A week before Easter, we attended a special Easter performance at a local school auditorium.
Why was it so special? Well, one for thing, it featured a 70-voice choir and a 20-piece orchestra which is rather impressive for a small town.
But the other (even more important) reason it was special was because there were twelve different religious denominations represented in that group. Twelve!
As I sat out in the audience and listened to talented people make roof-raising, heart-lifting music, I was so inspired to know the back story, to know that this wasn’t just one church making music for the community, but a whole bunch of people from a whole bunch of different religious backgrounds banding together to celebrate resurrection joy. They were laying aside their differences and saying, “Let’s just concentrate on what we agree on and let’s join together and make some great music.”
What a novel idea!
Now let’s stay on the same subject, but rewind a couple of weeks:
As our own church started gearing up for our Easter production, we were trying to make a decision on who should play the part of Jesus. After we had tossed around a few names one of our team members said, “Why don’t we ask Pastor Frank Lassen from Source Church to do it?”
A pastor? From another church? Isn’t he our competition? Why would we ask another church leader to come in to our church? What if he started stealing people from us?
(That is a list of things we did NOT say.)
Instead we said, “Let’s go for it!” Our church slogan is “Building Bridges” and we thought this would be a great way to do that.

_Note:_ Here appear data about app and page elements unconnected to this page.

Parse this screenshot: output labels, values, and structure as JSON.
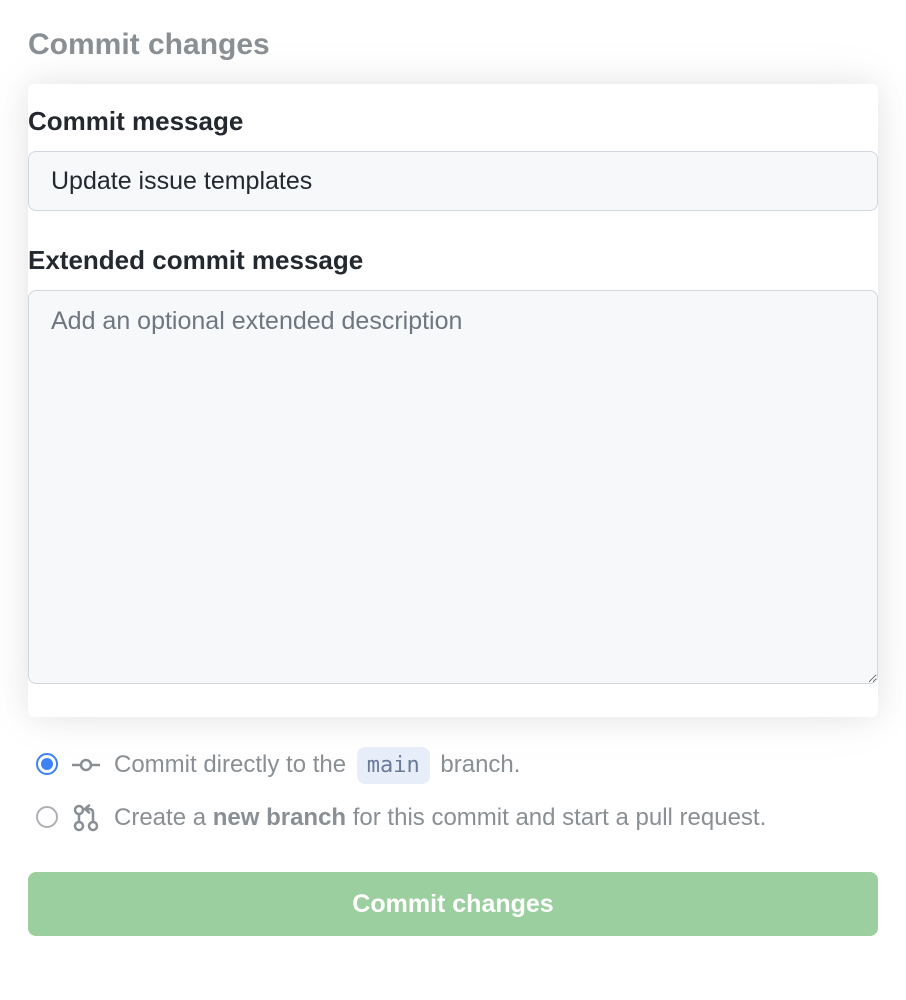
{
  "header": {
    "title": "Commit changes"
  },
  "form": {
    "commit_message": {
      "label": "Commit message",
      "value": "Update issue templates"
    },
    "extended_message": {
      "label": "Extended commit message",
      "placeholder": "Add an optional extended description",
      "value": ""
    }
  },
  "branch_options": {
    "direct": {
      "prefix": "Commit directly to the ",
      "branch": "main",
      "suffix": " branch.",
      "selected": true
    },
    "new_branch": {
      "prefix": "Create a ",
      "bold": "new branch",
      "suffix": " for this commit and start a pull request.",
      "selected": false
    }
  },
  "actions": {
    "commit_button_label": "Commit changes"
  }
}
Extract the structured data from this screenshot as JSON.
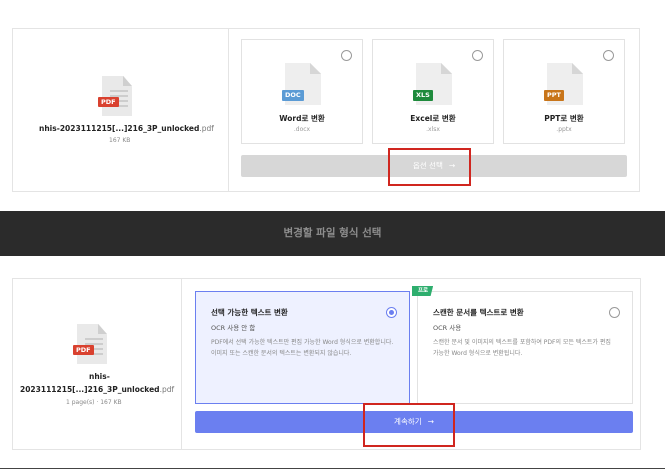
{
  "top_panel": {
    "file": {
      "type_tag": "PDF",
      "name_main": "nhis-2023111215[...]216_3P_unlocked",
      "name_ext": ".pdf",
      "size": "167 KB"
    },
    "options": [
      {
        "tag": "DOC",
        "tag_color": "#5b9bd5",
        "title": "Word로 변환",
        "ext": ".docx"
      },
      {
        "tag": "XLS",
        "tag_color": "#1e8a3c",
        "title": "Excel로 변환",
        "ext": ".xlsx"
      },
      {
        "tag": "PPT",
        "tag_color": "#c8751a",
        "title": "PPT로 변환",
        "ext": ".pptx"
      }
    ],
    "select_button": {
      "label": "옵션 선택",
      "arrow": "→"
    }
  },
  "banner": {
    "title": "변경할 파일 형식 선택"
  },
  "bottom_panel": {
    "file": {
      "type_tag": "PDF",
      "name_line1": "nhis-",
      "name_line2": "2023111215[...]216_3P_unlocked",
      "name_ext": ".pdf",
      "meta": "1 page(s) · 167 KB"
    },
    "ocr_options": [
      {
        "title": "선택 가능한 텍스트 변환",
        "subtitle": "OCR 사용 안 함",
        "description": "PDF에서 선택 가능한 텍스트만 편집 가능한 Word 형식으로 변환합니다. 이미지 또는 스캔한 문서의 텍스트는 변환되지 않습니다.",
        "selected": true
      },
      {
        "badge": "프로",
        "title": "스캔한 문서를 텍스트로 변환",
        "subtitle": "OCR 사용",
        "description": "스캔한 문서 및 이미지의 텍스트를 포함하여 PDF의 모든 텍스트가 편집 가능한 Word 형식으로 변환됩니다.",
        "selected": false
      }
    ],
    "continue_button": {
      "label": "계속하기",
      "arrow": "→"
    }
  },
  "colors": {
    "pdf_tag": "#d9412f",
    "primary": "#6b7ff0",
    "highlight": "#d0261f",
    "banner_bg": "#2b2b2b",
    "pro_badge": "#2eae6e"
  }
}
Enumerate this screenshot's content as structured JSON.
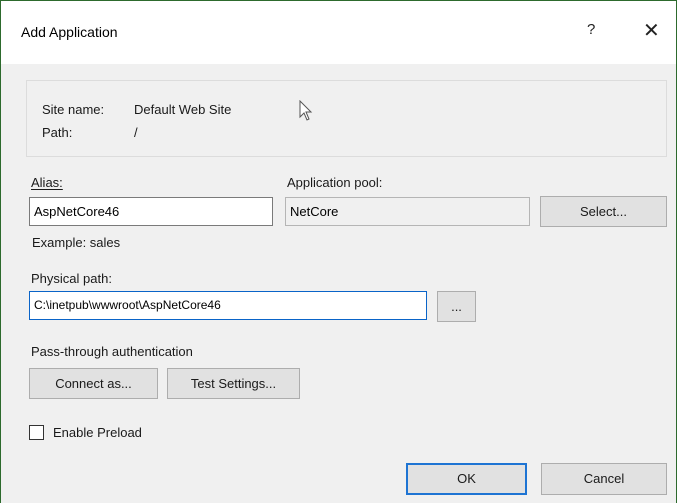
{
  "dialog": {
    "title": "Add Application",
    "help_glyph": "?",
    "close_glyph": "✕"
  },
  "site": {
    "site_name_label": "Site name:",
    "site_name_value": "Default Web Site",
    "path_label": "Path:",
    "path_value": "/"
  },
  "alias": {
    "label": "Alias:",
    "value": "AspNetCore46",
    "example": "Example: sales"
  },
  "app_pool": {
    "label": "Application pool:",
    "value": "NetCore",
    "select_button": "Select..."
  },
  "physical_path": {
    "label": "Physical path:",
    "value": "C:\\inetpub\\wwwroot\\AspNetCore46",
    "browse_button": "..."
  },
  "auth": {
    "label": "Pass-through authentication",
    "connect_as_button": "Connect as...",
    "test_settings_button": "Test Settings..."
  },
  "preload": {
    "label": "Enable Preload",
    "checked": false
  },
  "footer": {
    "ok_button": "OK",
    "cancel_button": "Cancel"
  },
  "colors": {
    "window_border": "#2d6a2d",
    "focus_border": "#1e74d3",
    "dialog_bg": "#f0f0f0"
  }
}
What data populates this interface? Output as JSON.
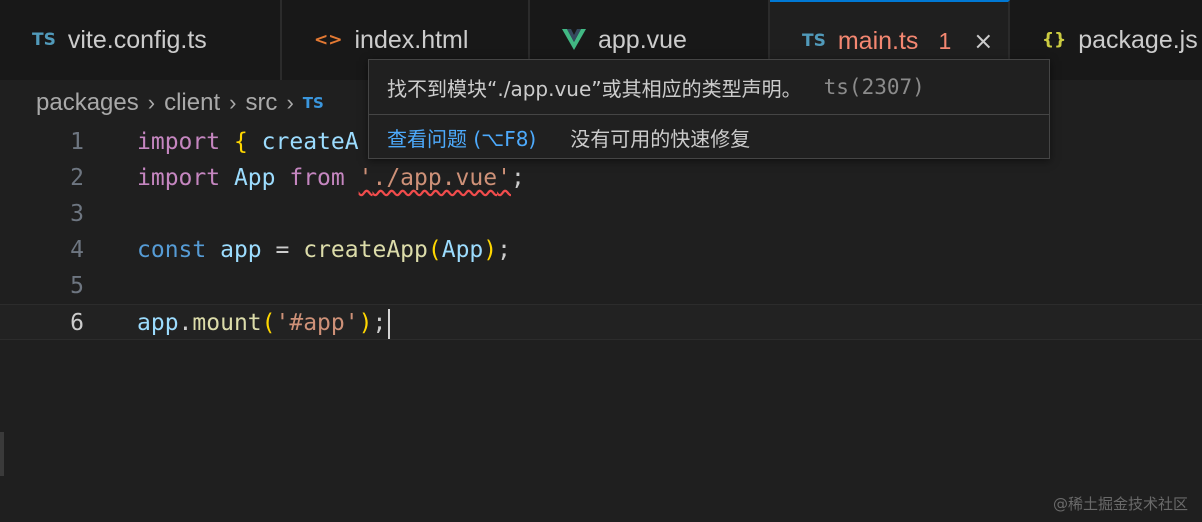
{
  "tabs": [
    {
      "icon": "TS",
      "icon_color": "#519aba",
      "label": "vite.config.ts"
    },
    {
      "icon": "<>",
      "icon_color": "#e37933",
      "label": "index.html"
    },
    {
      "icon": "vue-logo",
      "icon_color": "#41b883",
      "label": "app.vue"
    },
    {
      "icon": "TS",
      "icon_color": "#519aba",
      "label": "main.ts",
      "problem_count": "1",
      "close": "×",
      "active": true
    },
    {
      "icon": "{}",
      "icon_color": "#cbcb41",
      "label": "package.js"
    }
  ],
  "breadcrumb": {
    "items": [
      "packages",
      "client",
      "src"
    ],
    "file_icon": "TS"
  },
  "editor": {
    "current_line": 6,
    "lines": [
      {
        "n": "1",
        "kw": "import",
        "open": "{",
        "name": "createA"
      },
      {
        "n": "2",
        "kw": "import",
        "name": "App",
        "from": "from",
        "q1": "'",
        "path": "./app.vue",
        "q2": "'",
        "end": ";"
      },
      {
        "n": "3"
      },
      {
        "n": "4",
        "kw": "const",
        "name": "app",
        "eq": "=",
        "fn": "createApp",
        "op": "(",
        "arg": "App",
        "cp": ")",
        "end": ";"
      },
      {
        "n": "5"
      },
      {
        "n": "6",
        "obj": "app",
        "dot": ".",
        "fn": "mount",
        "op": "(",
        "str": "'#app'",
        "cp": ")",
        "end": ";"
      }
    ]
  },
  "hover": {
    "message": "找不到模块“./app.vue”或其相应的类型声明。",
    "code": "ts(2307)",
    "view_problem": "查看问题 (⌥F8)",
    "no_quick_fix": "没有可用的快速修复"
  },
  "watermark": "@稀土掘金技术社区",
  "colors": {
    "accent": "#0078d4",
    "error": "#f48771",
    "link": "#4daafc"
  }
}
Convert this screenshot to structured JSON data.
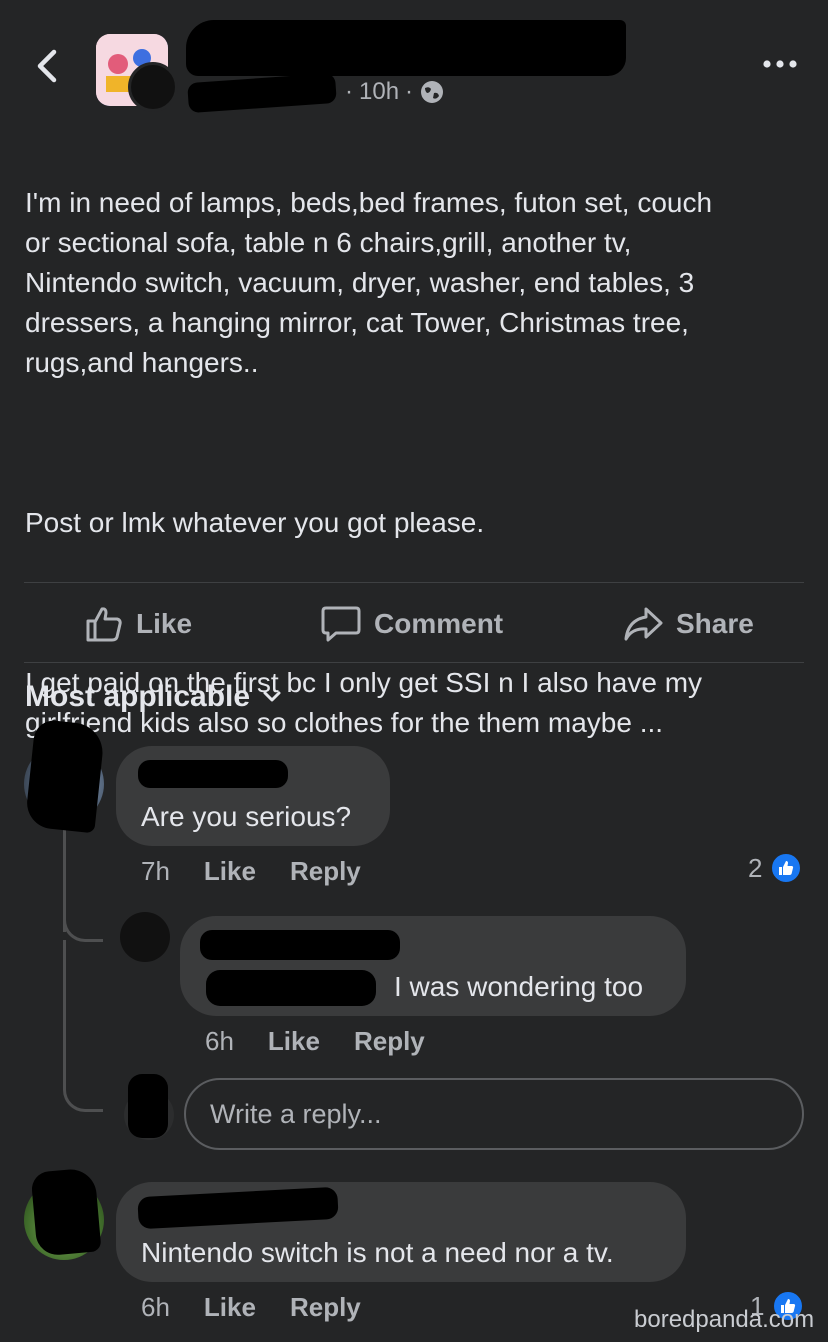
{
  "header": {
    "time": "10h",
    "separator": "·",
    "privacy_icon": "globe-icon",
    "back_icon": "chevron-left-icon",
    "more_icon": "more-dots-icon"
  },
  "post": {
    "paragraph1": "I'm in need of lamps, beds,bed frames, futon set, couch\nor sectional sofa, table n 6 chairs,grill, another tv,\nNintendo switch, vacuum, dryer, washer, end tables, 3\ndressers, a hanging mirror, cat Tower, Christmas tree,\nrugs,and hangers..",
    "paragraph2": "Post or lmk whatever you got please.",
    "paragraph3": "I get paid on the first bc I only get SSI n I also have my\ngirlfriend kids also so clothes for the them maybe ..."
  },
  "actions": {
    "like": "Like",
    "comment": "Comment",
    "share": "Share"
  },
  "sort": {
    "label": "Most applicable"
  },
  "comments": [
    {
      "text": "Are you serious?",
      "time": "7h",
      "like": "Like",
      "reply": "Reply",
      "reaction_count": "2"
    },
    {
      "text": "I was wondering  too",
      "time": "6h",
      "like": "Like",
      "reply": "Reply"
    },
    {
      "text": "Nintendo switch is not a need nor a tv.",
      "time": "6h",
      "like": "Like",
      "reply": "Reply",
      "reaction_count": "1"
    }
  ],
  "reply_input": {
    "placeholder": "Write a reply..."
  },
  "watermark": "boredpanda.com",
  "colors": {
    "background": "#242526",
    "bubble": "#3a3b3c",
    "text": "#e4e6eb",
    "secondary": "#b0b3b8",
    "like_blue": "#1877f2"
  }
}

During the process of rehearsals and drama prep, Steve said to me one day, “You know, Frank’s church is outgrowing their little store front building and they’re trying to raise money to buy property. Why don’t we receive offerings on both of the nights of our drama and give all the money to his church?
Give money away? Doesn’t our church need the money, too? Don’t we have drama expenses that need to covered? Why should we give money to the competition?
(A few more questions that we did not ask.)
We didn’t tell Pastor Frank or any of his church members who were attending the drama what we were going to do; we just did it. And it blew them away.
I talked to Frank’s wife, Cindy, after the first night’s performance and she said, “When Steve got up and said the offering was going to go to our church, well, it just honestly took my breath away. I was just absolutely shocked. You guys will just never know how much this means to us.”
Over the space of the two performances, $3,000 was raised to help Source Church get started on a building fund. Just recently, they asked Steve to stop by their church before our service started so that they could say thanks personally.
Now Pastor Steve Smith and Pastor Frank Lassen are very different guys, from vastly different backgrounds. In fact, if you took a quick look at their churches, you would find all sorts of things that they don’t have in common, from their congregational demographics, to their buildings, to their music styles, to their preaching styles. In fact, the affectionate joke around town is that you can’t go to Source Church unless you have a tattoo. (And having a Harley would be a good thing too.)
But just like the community choir found things in common even though it was made up of twelve denominations, these two wildly differing churches found plenty of things in common too.
Here are a couple of shots from Steve’s visit to Source Church where he received a very sweet thank you from the congregation along with a gift certificate to one of our favorite local restaurants.
. . . and the discomfort between them?
Over these past weeks since that Easter offering, we have heard dozens of people around the community comment on it.
But the best comment was one that Frank told us about. He said that a friend of his who doesn’t attend church anywhere told him, “I’ve always thought churches and preachers were just in it for themselves and I’d never heard of one church giving money to another church before. It really blew me away. I guess it looks as though I have one less thing to criticize churches about now.”
So. Do churches fight? Do preachers compete and talk badly about each other and try to undermine each others’ work and ministry?
Sadly—sometimes. But happily—not always.
Sometimes preachers (and churches) get it right.